Toronto FC lost the 2016 MLS Cup final, on penalties, and then rallied back to lift the trophy last year. They have only lost back-to-back games twice in the past two seasons.
However you want to spin it, this team has become incredibly good at bouncing back from losses, even the toughest ones. They learn their lessons and move on, only using the disappointment to fuel more success.
That is what the club has already said they will aim to do after losing, once again on penalties, to Chivas in the CONCACAF Champions League final. The day after losing MLS Cup in 2016, Toronto FC players had already started formulating a plan to get back there the next season. This loss is probably no different.
Where this loss does differ, however, is how difficult it will be to recover from. Getting a few spot kicks away from winning a continental trophy is perhaps the most impressive thing this club has ever done, but the campaign has come at a cost.
After losing the MLS Cup in 2016, Toronto FC had time to think it all over. To reflect, and get away from it all. It’s a luxury they won’t be afforded again this time; tomorrow Toronto FC gets back into league play and nobody there is going to feel sorry for them in the slightest.
In fact, both Chicago and Philadelphia, their next two opponents, are looking for ways to kickstart their MLS season. What better way to do that than a win against the “best team in league history?”
Only they aren’t the best team in league history right now, that team had actual centre-backs. Toronto FC will try to play this weekend’s match without Drew Moor, Chris Mavinga, Nick Hagglund, Justin Morrow, and potentially Eriq Zavaleta and Jason Hernandez. One could blame Tim Bezbatchenko for not addressing this issue fully, only when five centre-backs go down it's pretty hard to say that’s anything other than bad luck.

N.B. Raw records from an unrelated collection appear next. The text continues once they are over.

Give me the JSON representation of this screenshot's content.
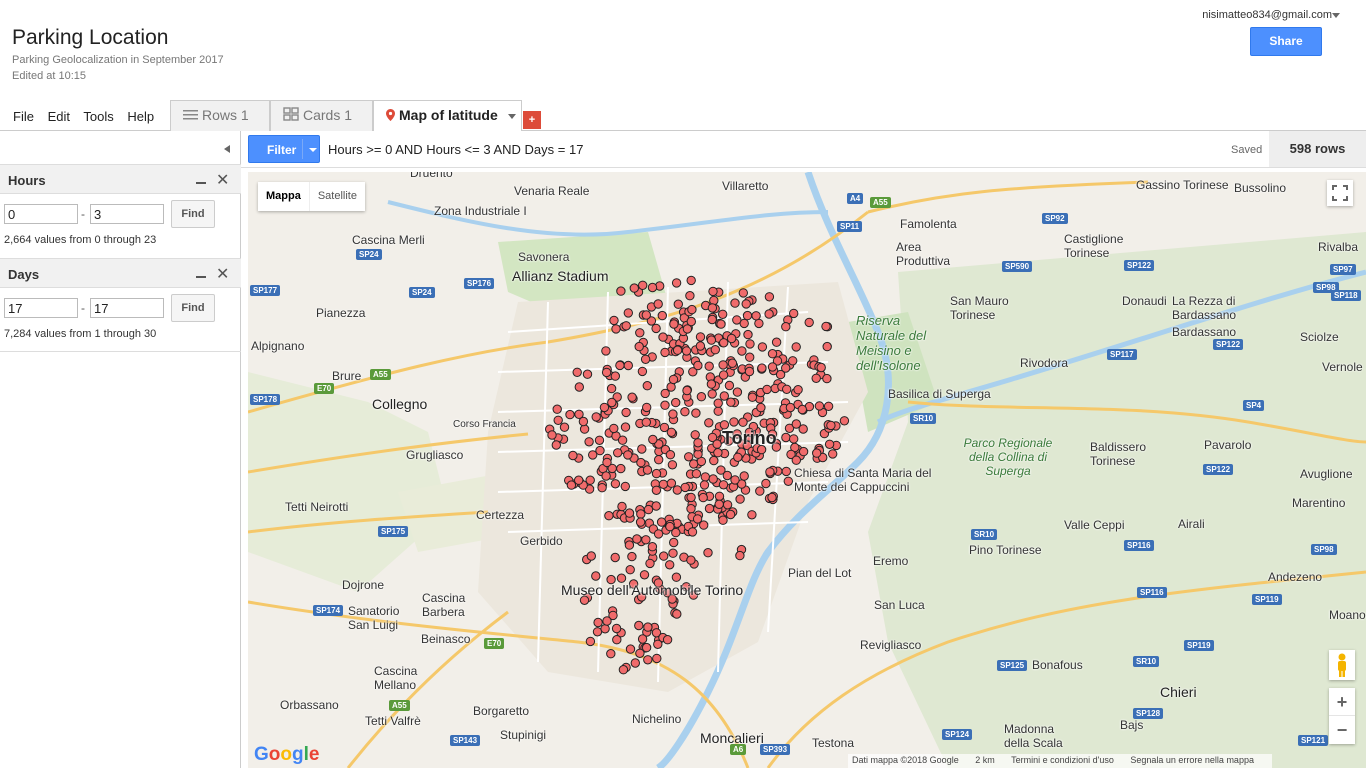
{
  "header": {
    "title": "Parking Location",
    "subtitle": "Parking Geolocalization in September 2017",
    "edited": "Edited at 10:15",
    "account": "nisimatteo834@gmail.com",
    "share_label": "Share"
  },
  "menu": [
    "File",
    "Edit",
    "Tools",
    "Help"
  ],
  "tabs": [
    {
      "label": "Rows 1",
      "icon": "rows-icon"
    },
    {
      "label": "Cards 1",
      "icon": "cards-icon"
    },
    {
      "label": "Map of latitude",
      "icon": "map-pin-icon"
    }
  ],
  "add_tab_label": "+",
  "facets": [
    {
      "title": "Hours",
      "min": "0",
      "max": "3",
      "find_label": "Find",
      "info": "2,664 values from 0 through 23"
    },
    {
      "title": "Days",
      "min": "17",
      "max": "17",
      "find_label": "Find",
      "info": "7,284 values from 1 through 30"
    }
  ],
  "filter": {
    "button_label": "Filter",
    "expression": "Hours >= 0 AND Hours <= 3 AND Days = 17",
    "status": "Saved",
    "rows": "598 rows"
  },
  "map": {
    "type_options": [
      "Mappa",
      "Satellite"
    ],
    "zoom_in": "+",
    "zoom_out": "−",
    "footer": {
      "data": "Dati mappa ©2018 Google",
      "scale": "2 km",
      "terms": "Termini e condizioni d'uso",
      "report": "Segnala un errore nella mappa"
    },
    "logo": "Google",
    "marker_color": "#f06b6b",
    "labels": [
      "Venaria Reale",
      "Villaretto",
      "Gassino Torinese",
      "Bussolino",
      "Druento",
      "Zona Industriale I",
      "Savonera",
      "Famolenta",
      "Area Produttiva",
      "Castiglione Torinese",
      "Rivalba",
      "Allianz Stadium",
      "Cascina Merli",
      "Donaudi",
      "La Rezza di Bardassano",
      "Bardassano",
      "Sciolze",
      "Pianezza",
      "San Mauro Torinese",
      "Riserva Naturale del Meisino e dell'Isolone",
      "Rivodora",
      "Alpignano",
      "Brure",
      "Collegno",
      "Basilica di Superga",
      "Vernole",
      "Corso Francia",
      "Torino",
      "Grugliasco",
      "Parco Regionale della Collina di Superga",
      "Baldissero Torinese",
      "Pavarolo",
      "Chiesa di Santa Maria del Monte dei Cappuccini",
      "Avuglione",
      "Tetti Neirotti",
      "Marentino",
      "Certezza",
      "Valle Ceppi",
      "Airali",
      "Gerbido",
      "Pino Torinese",
      "Eremo",
      "Pian del Lot",
      "Andezeno",
      "Dojrone",
      "Museo dell'Automobile Torino",
      "Cascina Barbera",
      "Sanatorio San Luigi",
      "San Luca",
      "Moano",
      "Beinasco",
      "Revigliasco",
      "Bonafous",
      "Cascina Mellano",
      "Chieri",
      "Orbassano",
      "Borgaretto",
      "Nichelino",
      "Bajs",
      "Tetti Valfrè",
      "Stupinigi",
      "Moncalieri",
      "Testona",
      "Madonna della Scala"
    ]
  }
}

On top of this, Jozy Altidore, Victor Vazquez and Gregory van der Wiel all played the final through injuries. With Saturday’s game not being a strictly must-win match, do any of them risk themselves? These are just the injuries we know about, there are probably plenty of players carrying little knocks right now.
So that lineup that was rolled out in Colorado and Houston? That might not be the last we’ve seen of that group, or at least many of those pieces. Toronto FC still has plenty of time to get back into form in the league, but it might be a while before they can do it at full strength.
All the while there will be expectations. When you have been as good as TFC have for the past couple of years fans anticipate a certain standard of play. When that doesn’t happen they start to get aggravated, and at least some TFC fans’ standards right now are unrealistically high.
History isn’t on Toronto’s side, either. It’s a small sample size, but of the seven MLS teams who have reached the semi-finals of the Champions League, only one has ever won a domestic trophy in that same season. That was 2012 Toronto FC, who claimed a Voyageurs Cup back when Montreal wasn’t even an MLS side yet and Vancouver was in their inaugural season.
In fact, the dynastical LA Galaxy of 2010-2014 only went one year where they did not win at least one of the MLS Cup or Supporters’ Shield. That was 2013 when they made the Champions League semi-finals. Like Toronto FC, they were worldbeaters at the time.
Only 2011 Real Salt Lake have ever won a home-and-away MLS playoff series in the same year they reached a CCL semi. Again, it’s a very small sample size but the theory is that this kind of run can take a lot of energy out of a team and it catches up with them eventually.
None of those teams had even close to as grueling of a run as Toronto FC. For starters, Toronto FC played two extra knockout games as part of the competition’s new format. During that time they traveled to three of the most difficult away venues in Mexico, and the most difficult away venue in MLS. They also had to play on a subpar BMO Field pitch the whole time.
The mental scars of this loss haven’t even been touched on yet because, well, they probably don’t matter as much as the aforementioned factors. But they will still affect this team, and this is not a loss that one gets over quickly.
So much less worrying about somehow getting back to next year’s Concacaf Champions League final, Toronto FC just has to worry about getting back on their feet before other trophies start to come into question.
However, here is the part of the article where it must be mentioned that Toronto FC is not like other MLS sides. Why? Because it continues to be proven true, and even in that heartbreaking loss in Guadalajara it was validated.
Toronto has the luxury of five of its next six games at home at BMO Field. They won’t have to worry about crazy travel, this is a chance for every to get healthy and refocused. The stadium’s crowd will undoubtedly help to rejuvenate spirits as well.
The road to redemption this time will be far more treacherous. The club has to deal with heartbreak, injury and fatigue with no rest in sight. But betting against Toronto FC has proved silly in the past, and who is to say it won’t be again this time.